Four months after Bahrain’s Sunni Muslim rulers quashed pro-democracy protests led by the Shiite majority, King Hamad bin Isa al-Khalifa has set July 1 as the start of a national dialogue to discuss economic, political and social reforms.

The opposition has said only deep political reform, not mere dialogue, can permanently end popular unrest.

“The government needs to develop progressive solutions. This crisis is political,” Radhi al-Mousawi told Reuters in an interview. “Without a permanent solution to reforming the constitutional monarchy, the crisis will return in a few years.”

Mainstream opposition groups such as Waad seek a more representative parliament with legislative powers that are not weakened by an upper Shura council appointed by the king.

The government has said all types of political, economic and social reform can be discussed but the opposition is suspicious that the wide variety of issues will diminish the chances of agreeing on real democratization.

Participants in the dialogue will send their proposals for approval to Bahrain’s ruling family at the end of the talks.

Waad, a secular leftist party run by Sunnis and Shiites alike, was the worst-hit during unrest this year. Both of its offices were repeatedly set ablaze and the government banned its operations, a decision it reversed just last week.

Waad members believe their non-sectarian voice made them a target by hardliners in support of the government, who they accuse of stoking sectarian tensions in the Gulf island kingdom.

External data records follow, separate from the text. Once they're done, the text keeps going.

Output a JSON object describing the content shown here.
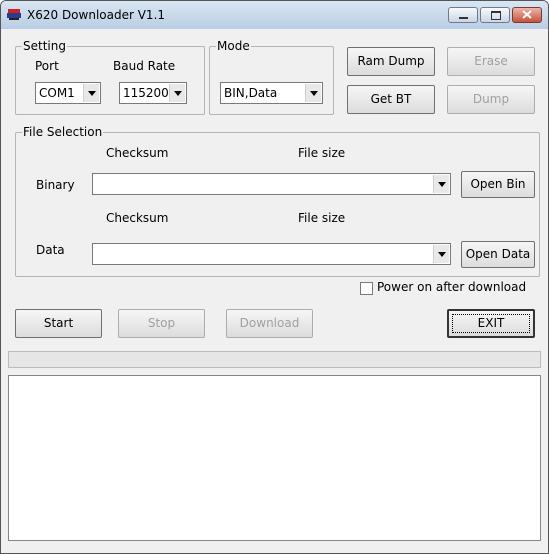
{
  "window": {
    "title": "X620 Downloader V1.1"
  },
  "setting": {
    "legend": "Setting",
    "port_label": "Port",
    "baud_label": "Baud Rate",
    "port_value": "COM1",
    "baud_value": "115200"
  },
  "mode": {
    "legend": "Mode",
    "value": "BIN,Data"
  },
  "buttons": {
    "ram_dump": "Ram Dump",
    "erase": "Erase",
    "get_bt": "Get BT",
    "dump": "Dump",
    "open_bin": "Open Bin",
    "open_data": "Open Data",
    "start": "Start",
    "stop": "Stop",
    "download": "Download",
    "exit": "EXIT"
  },
  "file_selection": {
    "legend": "File Selection",
    "checksum_label": "Checksum",
    "filesize_label": "File size",
    "binary_label": "Binary",
    "data_label": "Data",
    "binary_value": "",
    "data_value": ""
  },
  "power_option": {
    "label": "Power on after download",
    "checked": false
  },
  "progress": {
    "value": 0
  }
}
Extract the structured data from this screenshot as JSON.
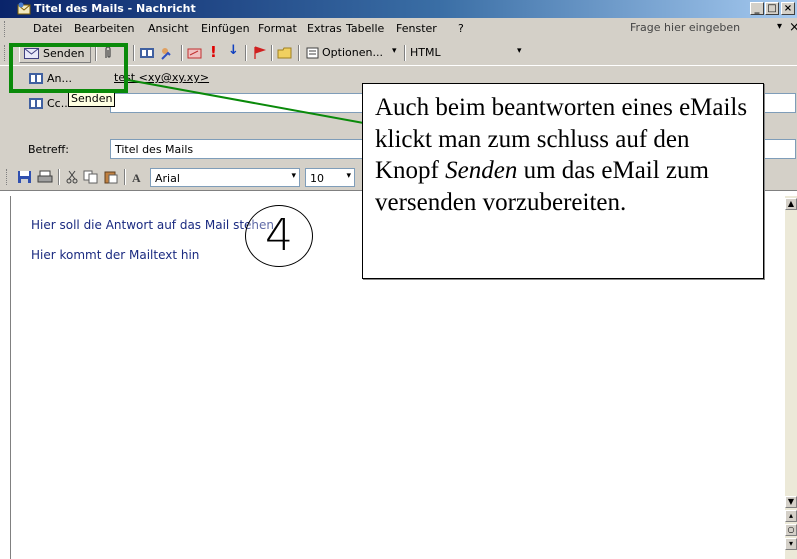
{
  "window": {
    "title": "Titel des Mails - Nachricht",
    "min_glyph": "_",
    "max_glyph": "□",
    "close_glyph": "×"
  },
  "menu": {
    "items": [
      "Datei",
      "Bearbeiten",
      "Ansicht",
      "Einfügen",
      "Format",
      "Extras",
      "Tabelle",
      "Fenster",
      "?"
    ],
    "help_placeholder": "Frage hier eingeben",
    "help_arrow": "▾",
    "help_close": "×"
  },
  "toolbar": {
    "send_label": "Senden",
    "options_label": "Optionen...",
    "options_arrow": "▾",
    "format_value": "HTML",
    "format_arrow": "▾"
  },
  "tooltip": "Senden",
  "headers": {
    "to_label": "An...",
    "to_value": "test <xy@xy.xy>",
    "cc_label": "Cc...",
    "cc_value": "",
    "subject_label": "Betreff:",
    "subject_value": "Titel des Mails"
  },
  "format_toolbar": {
    "font": "Arial",
    "size": "10",
    "select_arrow": "▾"
  },
  "body": {
    "line1": "Hier soll die Antwort auf das Mail stehen",
    "line2": "Hier kommt der Mailtext hin"
  },
  "annotation": {
    "step_number": "4",
    "callout_part1": "Auch beim beantworten eines eMails klickt man zum schluss auf den Knopf",
    "callout_em": "Senden",
    "callout_part2": "um das eMail zum versenden vorzubereiten.",
    "highlight_color": "#0a8a0a"
  },
  "colors": {
    "titlebar": "#0a246a",
    "chrome": "#d4d0c8",
    "body_text": "#1a2a80"
  },
  "icons": [
    "envelope-icon",
    "paperclip-icon",
    "address-book-icon",
    "check-names-icon",
    "importance-high-icon",
    "importance-low-icon",
    "flag-icon",
    "folder-icon",
    "options-icon",
    "save-icon",
    "print-icon",
    "cut-icon",
    "copy-icon",
    "paste-icon"
  ]
}
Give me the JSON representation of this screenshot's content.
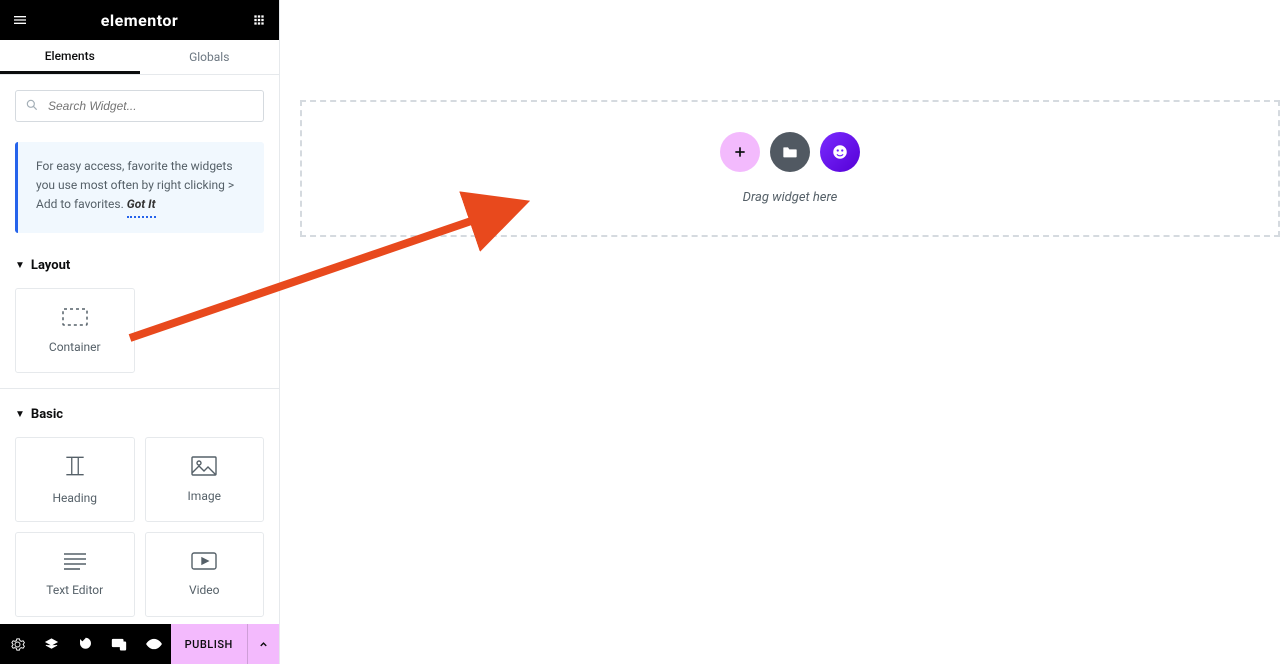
{
  "header": {
    "brand": "elementor"
  },
  "tabs": {
    "elements": "Elements",
    "globals": "Globals"
  },
  "search": {
    "placeholder": "Search Widget..."
  },
  "tip": {
    "text": "For easy access, favorite the widgets you use most often by right clicking > Add to favorites.",
    "gotit": "Got It"
  },
  "cats": {
    "layout": {
      "title": "Layout",
      "container": "Container"
    },
    "basic": {
      "title": "Basic",
      "heading": "Heading",
      "image": "Image",
      "text": "Text Editor",
      "video": "Video"
    }
  },
  "footer": {
    "publish": "PUBLISH"
  },
  "canvas": {
    "hint": "Drag widget here"
  }
}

“The government cannot gain victory over people by sewing sectarian divisions. Sectarianism could destroy us. The wars in Lebanon and Iraq have shown us that,” Mr. Mousawi said as he examined the charred walls of Waad’s offices in Manama. …more